This web site contains This Changes Everything: Capitalism vs. the Climate and about six thousand ebooks from hundreds of authors. The collection of such publications are in the subsequent categories: fictions/novels, short testimonies, poems, essays, plays, nonfictions. Numerous books are classic works of American Literature, The english language Literature, and Irish Literature from well-known authors such as William Shakespeare, Mark Twain, Charles Dickens, Oscar Wilde, Robert Frost, Edgar Allan Poe, Alexander Pope, Arthur Conan Doyle, Anne Austen. and more authors’ works will probably be added to the on the web collection. Throughout these special pages, you’ll discover many award winning publications available for your online reading This Changes Everything: Capitalism vs. the Climate. Delight in and please tell a friend, thanks.
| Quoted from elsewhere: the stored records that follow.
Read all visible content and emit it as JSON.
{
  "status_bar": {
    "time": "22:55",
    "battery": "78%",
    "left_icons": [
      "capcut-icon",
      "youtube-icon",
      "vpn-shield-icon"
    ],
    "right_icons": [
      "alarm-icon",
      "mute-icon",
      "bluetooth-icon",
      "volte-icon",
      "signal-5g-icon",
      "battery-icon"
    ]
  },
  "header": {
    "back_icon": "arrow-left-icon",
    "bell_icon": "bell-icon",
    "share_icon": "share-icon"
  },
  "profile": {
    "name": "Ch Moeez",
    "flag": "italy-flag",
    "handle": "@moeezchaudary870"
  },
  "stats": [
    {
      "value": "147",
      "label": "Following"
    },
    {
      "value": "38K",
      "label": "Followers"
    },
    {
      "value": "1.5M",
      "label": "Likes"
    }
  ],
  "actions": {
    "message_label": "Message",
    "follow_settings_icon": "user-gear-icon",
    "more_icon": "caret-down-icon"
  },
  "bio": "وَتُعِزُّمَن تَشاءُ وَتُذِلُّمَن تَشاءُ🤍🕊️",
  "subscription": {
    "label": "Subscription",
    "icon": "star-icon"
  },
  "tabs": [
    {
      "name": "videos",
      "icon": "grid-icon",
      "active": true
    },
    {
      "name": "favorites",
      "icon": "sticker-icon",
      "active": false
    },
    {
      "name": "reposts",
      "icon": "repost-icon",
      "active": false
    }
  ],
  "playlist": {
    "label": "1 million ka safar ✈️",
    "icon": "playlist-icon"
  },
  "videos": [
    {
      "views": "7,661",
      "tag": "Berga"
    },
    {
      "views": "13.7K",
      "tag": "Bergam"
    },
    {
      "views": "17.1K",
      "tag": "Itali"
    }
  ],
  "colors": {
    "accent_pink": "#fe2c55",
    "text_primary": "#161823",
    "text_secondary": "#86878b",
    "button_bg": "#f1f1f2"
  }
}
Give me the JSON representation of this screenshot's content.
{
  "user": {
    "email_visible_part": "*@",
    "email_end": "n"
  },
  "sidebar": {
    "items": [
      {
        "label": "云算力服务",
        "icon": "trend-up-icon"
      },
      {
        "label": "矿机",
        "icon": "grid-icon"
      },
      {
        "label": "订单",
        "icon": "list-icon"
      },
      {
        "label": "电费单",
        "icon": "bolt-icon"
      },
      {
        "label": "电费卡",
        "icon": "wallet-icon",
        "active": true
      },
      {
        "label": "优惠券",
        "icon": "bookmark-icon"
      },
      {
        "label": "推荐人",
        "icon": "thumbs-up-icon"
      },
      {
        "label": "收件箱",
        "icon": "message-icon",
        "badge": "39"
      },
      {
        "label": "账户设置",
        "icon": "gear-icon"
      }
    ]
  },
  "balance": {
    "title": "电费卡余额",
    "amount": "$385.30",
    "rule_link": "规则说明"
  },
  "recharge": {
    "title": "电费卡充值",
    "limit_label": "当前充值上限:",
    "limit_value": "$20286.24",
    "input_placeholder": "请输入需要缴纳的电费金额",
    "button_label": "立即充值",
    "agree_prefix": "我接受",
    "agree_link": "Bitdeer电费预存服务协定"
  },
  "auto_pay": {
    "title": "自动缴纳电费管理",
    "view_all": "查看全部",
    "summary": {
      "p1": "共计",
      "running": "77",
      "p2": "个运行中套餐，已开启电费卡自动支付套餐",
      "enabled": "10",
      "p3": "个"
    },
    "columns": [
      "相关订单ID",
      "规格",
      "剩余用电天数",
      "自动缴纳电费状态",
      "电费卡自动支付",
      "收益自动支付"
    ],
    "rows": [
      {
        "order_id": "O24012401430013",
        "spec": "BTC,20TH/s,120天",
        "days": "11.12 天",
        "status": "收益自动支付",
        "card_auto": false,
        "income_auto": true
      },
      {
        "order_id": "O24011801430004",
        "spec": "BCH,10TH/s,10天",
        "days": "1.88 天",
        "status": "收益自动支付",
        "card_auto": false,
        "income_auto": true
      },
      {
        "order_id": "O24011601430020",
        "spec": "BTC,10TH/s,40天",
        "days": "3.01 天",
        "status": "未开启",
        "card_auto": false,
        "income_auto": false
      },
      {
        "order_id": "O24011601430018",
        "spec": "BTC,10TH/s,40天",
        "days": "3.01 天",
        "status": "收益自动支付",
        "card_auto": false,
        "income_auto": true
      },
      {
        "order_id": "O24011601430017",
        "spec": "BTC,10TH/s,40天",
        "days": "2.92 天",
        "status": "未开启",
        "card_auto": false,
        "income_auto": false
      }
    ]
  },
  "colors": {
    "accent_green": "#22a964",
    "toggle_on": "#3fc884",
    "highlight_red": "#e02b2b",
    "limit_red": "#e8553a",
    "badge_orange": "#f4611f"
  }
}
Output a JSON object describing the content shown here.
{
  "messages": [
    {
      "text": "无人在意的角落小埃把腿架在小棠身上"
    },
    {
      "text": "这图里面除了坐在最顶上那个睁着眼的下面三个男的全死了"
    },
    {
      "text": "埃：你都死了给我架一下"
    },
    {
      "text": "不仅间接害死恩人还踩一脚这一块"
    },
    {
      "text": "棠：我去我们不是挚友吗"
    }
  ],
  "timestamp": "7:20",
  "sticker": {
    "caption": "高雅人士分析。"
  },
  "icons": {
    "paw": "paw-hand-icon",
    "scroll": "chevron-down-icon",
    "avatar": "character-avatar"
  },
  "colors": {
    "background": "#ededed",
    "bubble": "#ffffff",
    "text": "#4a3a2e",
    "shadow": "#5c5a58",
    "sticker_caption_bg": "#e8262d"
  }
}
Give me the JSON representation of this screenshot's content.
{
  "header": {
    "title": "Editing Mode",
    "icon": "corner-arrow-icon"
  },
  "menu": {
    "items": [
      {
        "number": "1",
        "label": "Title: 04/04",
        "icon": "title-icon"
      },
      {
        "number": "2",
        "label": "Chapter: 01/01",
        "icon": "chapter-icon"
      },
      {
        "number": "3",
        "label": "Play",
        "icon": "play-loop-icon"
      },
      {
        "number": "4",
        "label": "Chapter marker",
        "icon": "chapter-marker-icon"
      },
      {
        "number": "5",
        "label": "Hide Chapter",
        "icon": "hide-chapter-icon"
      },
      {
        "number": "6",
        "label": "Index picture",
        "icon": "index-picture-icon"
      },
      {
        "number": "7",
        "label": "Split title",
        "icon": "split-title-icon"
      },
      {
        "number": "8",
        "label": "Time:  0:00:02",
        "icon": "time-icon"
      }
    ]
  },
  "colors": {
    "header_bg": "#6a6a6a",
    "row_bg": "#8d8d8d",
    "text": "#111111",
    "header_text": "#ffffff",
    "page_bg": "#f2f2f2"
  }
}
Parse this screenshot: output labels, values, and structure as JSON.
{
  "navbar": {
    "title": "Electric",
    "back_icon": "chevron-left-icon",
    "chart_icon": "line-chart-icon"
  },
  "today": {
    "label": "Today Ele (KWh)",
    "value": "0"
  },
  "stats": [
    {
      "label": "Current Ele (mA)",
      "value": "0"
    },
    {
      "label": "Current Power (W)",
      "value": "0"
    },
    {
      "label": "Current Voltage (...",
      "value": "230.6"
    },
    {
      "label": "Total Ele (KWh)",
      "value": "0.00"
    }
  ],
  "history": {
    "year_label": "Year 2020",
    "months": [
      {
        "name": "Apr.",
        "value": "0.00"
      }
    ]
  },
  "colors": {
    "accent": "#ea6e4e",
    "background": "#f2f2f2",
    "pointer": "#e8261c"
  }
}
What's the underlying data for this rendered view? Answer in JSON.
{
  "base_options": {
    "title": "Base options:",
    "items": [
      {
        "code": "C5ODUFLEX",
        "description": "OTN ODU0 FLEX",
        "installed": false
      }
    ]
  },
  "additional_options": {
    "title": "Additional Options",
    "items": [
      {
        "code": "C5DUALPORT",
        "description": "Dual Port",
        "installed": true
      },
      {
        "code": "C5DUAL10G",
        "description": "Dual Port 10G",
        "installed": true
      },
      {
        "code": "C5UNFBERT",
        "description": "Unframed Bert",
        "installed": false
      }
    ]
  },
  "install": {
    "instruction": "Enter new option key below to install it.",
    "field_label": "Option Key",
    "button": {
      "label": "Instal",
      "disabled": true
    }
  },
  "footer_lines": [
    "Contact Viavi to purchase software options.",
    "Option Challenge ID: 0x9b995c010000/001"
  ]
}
Description : The most important book yet from the author of the international bestseller “The Shock Doctrine, “a brilliant explanation of why the climate crisis challenges us to abandon the core “free market” ideology of our time, restructure the global economy, and remake our political systems. In short, either we embrace radical change ourselves or radical changes will be visited upon our physical world. The status quo is no longer an option. In “This Changes Everything “Naomi Klein argues that climate change isn’t just another issue to be neatly filed between taxes and health care. It’s an alarm that calls us to fix an economic system that is already failing us in many ways. Klein meticulously builds the case for how massively reducing our greenhouse emissions is our best chance to simultaneously reduce gaping inequalities, re-imagine our broken democracies, and rebuild our gutted local economies. She exposes the ideological desperation of the climate-change deniers, the messianic delusions of the would-be geoengineers, and the tragic defeatism of too many mainstream green initiatives. And she demonstrates precisely why the market has not–and cannot–fix the climate crisis but will instead make things worse, with ever more extreme and ecologically damaging extraction methods, accompanied by rampant disaster capitalism. Klein argues that the changes to our relationship with nature and one another that are required to respond to the climate crisis humanely should not be viewed as grim penance, but rather as a kind of gift–a catalyst to transform broken economic and cultural priorities and to heal long-festering historical wounds. And she documents the inspiring movements that have already begun this process: communities that are not just refusing to be sites of further fossil fuel extraction but are building the next, regeneration-based economies right now. Can we pull off these changes in time? Nothing is certain. Nothing except that climate change changes everything. And fo